3. We note that counsel for Rite Aid was present at trial, presumably for the purpose of arguing Rite Aid's motion for judgment as a matter of law. We are hard pressed to understand why a party with the benefit of summary judgment in its favor would appear at trial to move for judgment as a matter of law at the close of plaintiff's evidence.
4. The plaintiff later dismissed his appeal against Venditelli, with prejudice.
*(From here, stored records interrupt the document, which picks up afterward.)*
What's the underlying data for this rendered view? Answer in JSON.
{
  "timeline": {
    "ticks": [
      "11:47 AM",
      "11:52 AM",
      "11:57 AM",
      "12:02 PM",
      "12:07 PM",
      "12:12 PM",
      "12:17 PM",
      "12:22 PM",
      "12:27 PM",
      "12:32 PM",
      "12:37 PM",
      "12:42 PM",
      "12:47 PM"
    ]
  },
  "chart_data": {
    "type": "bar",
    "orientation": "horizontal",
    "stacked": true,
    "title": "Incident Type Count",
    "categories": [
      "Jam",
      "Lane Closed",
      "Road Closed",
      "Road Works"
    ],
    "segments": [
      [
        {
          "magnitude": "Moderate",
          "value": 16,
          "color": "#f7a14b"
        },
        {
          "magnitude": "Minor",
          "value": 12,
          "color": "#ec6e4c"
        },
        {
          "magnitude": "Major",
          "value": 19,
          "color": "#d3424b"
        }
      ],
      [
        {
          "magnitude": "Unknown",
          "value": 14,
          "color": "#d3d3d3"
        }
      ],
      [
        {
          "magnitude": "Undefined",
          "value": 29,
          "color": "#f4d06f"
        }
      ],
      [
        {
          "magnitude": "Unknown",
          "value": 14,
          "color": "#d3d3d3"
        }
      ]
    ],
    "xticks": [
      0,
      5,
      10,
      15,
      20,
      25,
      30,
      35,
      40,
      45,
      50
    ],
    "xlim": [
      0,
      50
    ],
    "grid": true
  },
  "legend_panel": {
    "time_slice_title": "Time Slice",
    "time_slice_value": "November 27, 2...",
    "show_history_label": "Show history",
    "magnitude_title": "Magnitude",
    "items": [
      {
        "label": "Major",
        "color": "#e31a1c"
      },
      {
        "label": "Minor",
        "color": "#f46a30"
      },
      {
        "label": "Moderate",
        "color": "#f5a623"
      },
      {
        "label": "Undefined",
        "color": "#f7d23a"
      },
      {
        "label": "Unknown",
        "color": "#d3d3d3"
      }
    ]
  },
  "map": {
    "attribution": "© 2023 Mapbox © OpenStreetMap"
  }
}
5. Rite Aid argues that plaintiff did not comply with Article I, Rule 3(c) of the Supreme Court Rules of Appellate Procedure by failing to list Rite Aid's correct corporate name in the notice of appeal, and, as a result, should be barred from pursuing this appeal. Rule 3(c) provides that “[t]he notice of appeal shall specify the party or parties taking the appeal and shall designate the judgment, order or decree or part thereof appealed from.” However, at oral argument plaintiff explained that the inaccuracy amounted to no more than a scrivener's error, and Rite Aid's counsel did not rebut this characterization. Consequently, we treat the error as such and, as a result, see no need to deny plaintiff his appeal on this basis.
6. The definition of “Common Areas” in the lease includes walkways and parking areas.
7. At oral argument, Riverside's counsel explained that Riverside had withdrawn its objection to Rite Aid's motion for summary judgment after it had deposed plaintiff and clarified that he had tripped in the parking lot as opposed to Rite Aid's entranceway.
8. At oral argument, plaintiff's counsel indicated that, at trial, he had objected to the trial justice's jury instructions to the extent that there was no mention of the reason for Rite Aid's removal from the case. Yet, plaintiff does not appear to challenge the jury instructions in his papers, and as such we do not address that issue now. See Deutsche Bank National Trust Company for Registered Holders of Ameriquest Mortgage Securities, Inc. v. McDonough, 160 A.3d 306, 311 n.2 (R.I. 2017) (“Generally, we deem an issue waived when a party [s]imply stat[es] an issue for appellate review, without a meaningful discussion thereof * * *.” (quoting A. Salvati Masonry Inc. v. Andreozzi, 151 A.3d 745, 750 (R.I. 2017) ) ).
Justice Indeglia, for the Court.